Volume 89.5
The Public Right to Education
Matthew Patrick Shaw
Assistant Professor of Law, Vanderbilt Law School; Assistant Professor of Public Policy and Education, Vanderbilt Peabody College. Affiliated Scholar, American Bar Foundation. J.D., Columbia University; Ed.D., Ed.M., Harvard University; A.B., University of North Carolina at Chapel Hill.

I thank Bernadette Atuahene, David Baluarte, Derek Black, Lisa Schultz Bressman, Jessica Clarke, Shari Diamond, Jonathan Feingold, Jonathan Glater, Vinay Harpalani, Brandon Hasbrouck, Brant Hellwig, Alexandra Klein, Terry Maroney, Ajay Mehrotra, Elizabeth Mertz, Robert Mikos, Melissa Murray, Laura Beth Nielsen, Shaun Ossei-Owusu, Kish Parella, Asad Rahim, James Ryan, Christopher Schmidt, Christopher Serkin, Daniel Sharfstein, Joan Shaughnessy, Jennifer Shinall, Fred Smith, Kevin Stack, Alan Trammell, Joshua Weishart, Kevin Woodson, Dwayne Wright, and Ingrid Wuerth for their helpful feedback on early drafts and much needed collegial support. I also thank the Frances Lewis Law Center at the Washington and Lee University School of Law and Christopher Seaman and Allegra Steck of that Center for their generous research support and Vanderbilt University’s Peabody College for its equally generous support for the research leave that yielded this Article. Franklin Runge at the Washington and Lee University School of Law provided incomparable library support, and George Bouchard, Francisco Santelli, Russel Wade, Jon D’Orazio, Richard Hall, Michelle Koffa, Ashton Toone, and Wesley Wei provided invaluable research assistance. I would also like to thank the student editors of the Law Review. This Article also benefitted immensely from helpful comments and remarks in faculty workshops at the American Bar Foundation, University of Chicago Law School, Vanderbilt Law School, and Washington and Lee University School of Law, as well as in the John Mercer Langston Workshop.
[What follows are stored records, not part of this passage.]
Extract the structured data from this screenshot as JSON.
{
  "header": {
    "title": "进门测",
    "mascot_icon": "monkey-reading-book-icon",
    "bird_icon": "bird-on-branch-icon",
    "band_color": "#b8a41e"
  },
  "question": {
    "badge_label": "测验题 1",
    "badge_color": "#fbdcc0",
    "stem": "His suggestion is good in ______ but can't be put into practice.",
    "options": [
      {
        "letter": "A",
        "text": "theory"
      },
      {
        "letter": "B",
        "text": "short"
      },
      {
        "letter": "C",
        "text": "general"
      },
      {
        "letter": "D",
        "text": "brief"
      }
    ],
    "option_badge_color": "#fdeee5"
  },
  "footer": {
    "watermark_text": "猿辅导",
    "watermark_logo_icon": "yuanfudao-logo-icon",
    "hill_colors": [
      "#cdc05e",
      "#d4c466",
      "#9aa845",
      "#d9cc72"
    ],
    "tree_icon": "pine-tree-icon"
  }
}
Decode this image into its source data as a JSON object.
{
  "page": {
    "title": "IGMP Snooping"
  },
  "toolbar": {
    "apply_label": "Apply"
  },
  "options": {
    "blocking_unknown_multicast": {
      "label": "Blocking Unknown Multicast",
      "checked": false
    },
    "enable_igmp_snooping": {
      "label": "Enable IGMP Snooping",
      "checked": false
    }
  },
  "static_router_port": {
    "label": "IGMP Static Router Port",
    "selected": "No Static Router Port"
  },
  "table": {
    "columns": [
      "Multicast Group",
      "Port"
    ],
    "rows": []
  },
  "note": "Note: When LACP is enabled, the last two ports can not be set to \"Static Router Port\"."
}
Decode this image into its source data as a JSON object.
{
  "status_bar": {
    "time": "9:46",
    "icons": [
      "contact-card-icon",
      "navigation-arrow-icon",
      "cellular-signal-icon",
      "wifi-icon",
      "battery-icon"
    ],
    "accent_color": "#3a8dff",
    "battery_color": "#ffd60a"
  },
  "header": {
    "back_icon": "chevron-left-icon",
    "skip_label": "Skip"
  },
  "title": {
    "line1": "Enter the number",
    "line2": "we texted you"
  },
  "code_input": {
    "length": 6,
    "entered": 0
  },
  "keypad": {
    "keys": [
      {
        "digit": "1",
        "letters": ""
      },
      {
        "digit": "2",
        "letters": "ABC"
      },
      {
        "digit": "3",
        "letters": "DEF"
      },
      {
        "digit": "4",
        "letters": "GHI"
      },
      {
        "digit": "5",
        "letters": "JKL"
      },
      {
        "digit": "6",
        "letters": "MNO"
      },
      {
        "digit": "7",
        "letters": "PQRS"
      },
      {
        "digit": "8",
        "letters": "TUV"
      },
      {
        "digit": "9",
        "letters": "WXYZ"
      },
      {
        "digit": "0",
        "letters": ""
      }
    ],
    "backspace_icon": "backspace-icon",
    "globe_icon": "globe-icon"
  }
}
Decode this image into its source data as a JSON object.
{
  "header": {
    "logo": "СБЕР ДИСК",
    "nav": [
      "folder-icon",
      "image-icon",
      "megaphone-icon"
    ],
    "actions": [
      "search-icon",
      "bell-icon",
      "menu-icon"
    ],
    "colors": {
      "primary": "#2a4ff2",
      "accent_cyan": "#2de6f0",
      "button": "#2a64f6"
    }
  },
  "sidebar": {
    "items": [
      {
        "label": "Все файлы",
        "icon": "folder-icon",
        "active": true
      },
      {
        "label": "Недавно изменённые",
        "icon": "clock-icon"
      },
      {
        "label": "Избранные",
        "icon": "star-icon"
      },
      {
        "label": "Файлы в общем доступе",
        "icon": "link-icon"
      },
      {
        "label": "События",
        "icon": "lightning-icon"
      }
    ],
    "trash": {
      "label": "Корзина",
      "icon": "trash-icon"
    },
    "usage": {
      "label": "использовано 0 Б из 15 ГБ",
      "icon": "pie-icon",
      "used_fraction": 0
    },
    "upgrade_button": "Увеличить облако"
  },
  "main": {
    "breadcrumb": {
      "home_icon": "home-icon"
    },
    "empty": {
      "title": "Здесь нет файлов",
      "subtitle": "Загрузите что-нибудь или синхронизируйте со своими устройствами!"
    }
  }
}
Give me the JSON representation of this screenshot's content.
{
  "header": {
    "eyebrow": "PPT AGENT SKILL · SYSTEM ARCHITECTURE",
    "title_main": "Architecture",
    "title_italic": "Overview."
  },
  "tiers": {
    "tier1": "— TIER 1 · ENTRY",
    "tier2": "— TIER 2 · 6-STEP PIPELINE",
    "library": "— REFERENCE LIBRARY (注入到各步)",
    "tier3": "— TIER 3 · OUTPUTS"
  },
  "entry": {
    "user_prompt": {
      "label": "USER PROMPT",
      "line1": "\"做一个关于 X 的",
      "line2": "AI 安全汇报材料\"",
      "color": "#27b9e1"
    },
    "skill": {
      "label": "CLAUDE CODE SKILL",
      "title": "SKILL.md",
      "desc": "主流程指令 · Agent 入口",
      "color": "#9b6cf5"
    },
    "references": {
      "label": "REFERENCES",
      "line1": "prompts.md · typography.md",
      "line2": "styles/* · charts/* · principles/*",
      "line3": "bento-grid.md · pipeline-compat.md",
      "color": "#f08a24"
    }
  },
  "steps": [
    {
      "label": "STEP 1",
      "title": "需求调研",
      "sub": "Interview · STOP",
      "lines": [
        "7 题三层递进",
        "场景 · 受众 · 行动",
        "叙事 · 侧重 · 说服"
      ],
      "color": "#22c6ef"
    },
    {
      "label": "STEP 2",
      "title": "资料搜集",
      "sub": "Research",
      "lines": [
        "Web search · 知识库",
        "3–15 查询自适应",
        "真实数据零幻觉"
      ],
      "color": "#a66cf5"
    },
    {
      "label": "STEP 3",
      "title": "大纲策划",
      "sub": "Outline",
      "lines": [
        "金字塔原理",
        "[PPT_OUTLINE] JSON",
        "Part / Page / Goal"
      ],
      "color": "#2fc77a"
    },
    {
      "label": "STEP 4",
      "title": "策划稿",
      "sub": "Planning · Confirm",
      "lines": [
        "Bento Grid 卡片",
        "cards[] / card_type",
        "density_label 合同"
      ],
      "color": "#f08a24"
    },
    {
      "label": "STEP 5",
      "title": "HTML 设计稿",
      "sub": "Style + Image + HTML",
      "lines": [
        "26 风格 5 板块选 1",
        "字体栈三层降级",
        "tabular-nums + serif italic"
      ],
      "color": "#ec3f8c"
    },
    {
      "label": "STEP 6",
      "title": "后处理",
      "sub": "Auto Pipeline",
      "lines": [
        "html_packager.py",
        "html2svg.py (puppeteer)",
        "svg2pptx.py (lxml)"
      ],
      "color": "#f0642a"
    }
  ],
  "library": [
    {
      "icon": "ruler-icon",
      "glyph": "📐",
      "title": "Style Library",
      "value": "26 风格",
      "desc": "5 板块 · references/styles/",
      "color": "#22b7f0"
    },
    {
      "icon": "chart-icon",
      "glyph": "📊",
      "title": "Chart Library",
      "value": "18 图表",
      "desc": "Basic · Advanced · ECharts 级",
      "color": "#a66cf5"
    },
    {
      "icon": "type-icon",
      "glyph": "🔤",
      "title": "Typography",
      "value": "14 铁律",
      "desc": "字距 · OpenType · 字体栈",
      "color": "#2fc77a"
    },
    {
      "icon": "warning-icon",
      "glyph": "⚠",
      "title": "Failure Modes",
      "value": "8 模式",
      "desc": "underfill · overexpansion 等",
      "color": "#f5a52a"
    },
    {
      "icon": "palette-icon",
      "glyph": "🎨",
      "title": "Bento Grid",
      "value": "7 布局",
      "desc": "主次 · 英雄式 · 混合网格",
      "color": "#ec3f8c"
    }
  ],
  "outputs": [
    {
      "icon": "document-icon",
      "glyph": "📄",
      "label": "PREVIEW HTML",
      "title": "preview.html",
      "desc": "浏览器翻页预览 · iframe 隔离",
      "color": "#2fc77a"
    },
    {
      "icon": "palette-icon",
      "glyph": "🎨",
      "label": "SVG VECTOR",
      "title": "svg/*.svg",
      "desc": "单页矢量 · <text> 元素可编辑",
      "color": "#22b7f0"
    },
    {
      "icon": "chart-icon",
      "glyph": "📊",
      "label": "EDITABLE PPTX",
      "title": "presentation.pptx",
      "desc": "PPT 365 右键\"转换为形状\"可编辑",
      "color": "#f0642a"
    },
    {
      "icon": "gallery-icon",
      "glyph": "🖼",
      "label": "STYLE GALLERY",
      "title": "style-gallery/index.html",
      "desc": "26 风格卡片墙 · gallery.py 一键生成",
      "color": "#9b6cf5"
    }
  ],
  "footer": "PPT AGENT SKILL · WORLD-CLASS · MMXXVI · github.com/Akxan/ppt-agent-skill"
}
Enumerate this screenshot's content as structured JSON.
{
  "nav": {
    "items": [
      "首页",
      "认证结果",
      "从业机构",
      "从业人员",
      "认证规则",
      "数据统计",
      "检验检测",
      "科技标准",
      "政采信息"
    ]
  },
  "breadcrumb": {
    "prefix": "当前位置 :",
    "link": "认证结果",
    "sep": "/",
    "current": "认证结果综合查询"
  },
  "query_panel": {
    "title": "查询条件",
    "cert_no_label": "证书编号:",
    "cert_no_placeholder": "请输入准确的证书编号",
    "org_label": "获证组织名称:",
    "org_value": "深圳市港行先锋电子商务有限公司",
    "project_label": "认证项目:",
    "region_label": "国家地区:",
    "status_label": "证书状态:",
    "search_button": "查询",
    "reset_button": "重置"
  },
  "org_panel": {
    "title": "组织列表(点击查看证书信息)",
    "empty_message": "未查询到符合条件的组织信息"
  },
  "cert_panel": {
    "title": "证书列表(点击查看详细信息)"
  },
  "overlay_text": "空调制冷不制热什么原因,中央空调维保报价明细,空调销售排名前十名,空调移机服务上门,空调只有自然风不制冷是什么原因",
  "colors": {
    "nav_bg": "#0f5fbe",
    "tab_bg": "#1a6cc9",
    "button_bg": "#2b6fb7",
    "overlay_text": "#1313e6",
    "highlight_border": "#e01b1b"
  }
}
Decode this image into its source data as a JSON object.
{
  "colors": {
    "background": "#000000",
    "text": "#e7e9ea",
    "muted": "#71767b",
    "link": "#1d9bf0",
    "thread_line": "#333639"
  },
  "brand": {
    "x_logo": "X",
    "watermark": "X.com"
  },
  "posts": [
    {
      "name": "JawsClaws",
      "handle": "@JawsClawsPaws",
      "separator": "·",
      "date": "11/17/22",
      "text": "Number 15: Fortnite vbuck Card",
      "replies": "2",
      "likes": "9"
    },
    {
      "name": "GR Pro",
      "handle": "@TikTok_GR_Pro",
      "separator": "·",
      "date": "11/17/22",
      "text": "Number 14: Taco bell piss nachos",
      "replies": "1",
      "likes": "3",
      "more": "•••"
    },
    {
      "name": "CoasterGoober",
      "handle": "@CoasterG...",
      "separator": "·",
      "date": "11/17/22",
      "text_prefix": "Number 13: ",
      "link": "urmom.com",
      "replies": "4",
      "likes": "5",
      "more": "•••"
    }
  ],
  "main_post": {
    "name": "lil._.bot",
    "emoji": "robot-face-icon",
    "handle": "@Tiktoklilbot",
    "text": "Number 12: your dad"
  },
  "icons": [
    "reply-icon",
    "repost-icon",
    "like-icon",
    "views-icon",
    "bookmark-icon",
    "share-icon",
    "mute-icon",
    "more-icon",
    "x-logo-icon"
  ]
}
Public education is “the most important function of state and local government” and yet not a “fundamental right or liberty.” This Article engages one of constitutional law’s most intractable problems by introducing “the public right to education” as a doctrinal pathway to a constitutional right to education process in three steps.